"I'm not as interested in looking at the problems that we've had in our community over the past 10 or 20 years, as I am looking at the opportunities we have moving forward," Green said.

Green added, however, that he is interested finding ways to reduce the costs of policing events such as the Festival of Friends.

In 2012 police sent Festival of Friends organizers a bill for $44,000.

"The paid duty policing problem is just onerous on our festivals and events," Green said. "The highest costs for most of our festival events are paid duty policing. That's something we've got to look at as a city."

Farr said Lieberman used him as an early "sounding board" for the idea of a move back to the original location.

"Obviously, as an inner city kid, my public preference has always been the historical Gage Park home," Farr said. "I'm not knocking (the fairgrounds) but there is a history here that a lot of people remember fondly."

Farr said his contribution was mainly helping festival organizers to reach the right city bureaucrats to ensure a venue change wouldn't endanger event grant requests and associated timelines.

Ancaster Coun. Lloyd Ferguson said he had heard festival organizers had been mulling the decision for some time.

"It's sad to see it go. It will be missed," said Ferguson, who added the well-attended event was good for the Ancaster Agricultural Society, which runs the fairgrounds.

Lieberman said the festival had no ill-will toward the Ancaster site: "We're leaving with nothing but love for the fairgrounds and Coun. Ferguson."

The move to Ancaster provoked an outcry from longtime fans of the festival who wanted it kept in Gage Park.
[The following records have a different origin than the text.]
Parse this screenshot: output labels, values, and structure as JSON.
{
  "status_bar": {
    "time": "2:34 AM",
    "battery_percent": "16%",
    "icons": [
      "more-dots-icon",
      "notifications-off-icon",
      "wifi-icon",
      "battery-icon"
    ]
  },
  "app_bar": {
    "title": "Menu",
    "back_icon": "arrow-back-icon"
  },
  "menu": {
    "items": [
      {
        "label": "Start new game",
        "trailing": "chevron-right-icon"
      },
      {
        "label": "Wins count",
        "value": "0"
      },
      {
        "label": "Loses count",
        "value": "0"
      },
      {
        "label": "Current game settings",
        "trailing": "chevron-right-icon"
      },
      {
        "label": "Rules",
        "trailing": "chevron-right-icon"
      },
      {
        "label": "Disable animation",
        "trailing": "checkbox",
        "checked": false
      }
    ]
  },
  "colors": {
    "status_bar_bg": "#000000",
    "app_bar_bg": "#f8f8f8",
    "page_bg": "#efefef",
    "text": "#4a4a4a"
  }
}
Ironically, the festival's opening day in Ancaster created an enormous traffic jam on Highway 403 as tens of thousands of people flocked to the fairgrounds to see performances by The Sheepdogs and City and Colour.

With files from Matthew Van Dongen

grockingham@thespec.com

905-526-3331 | @RockatTheSpec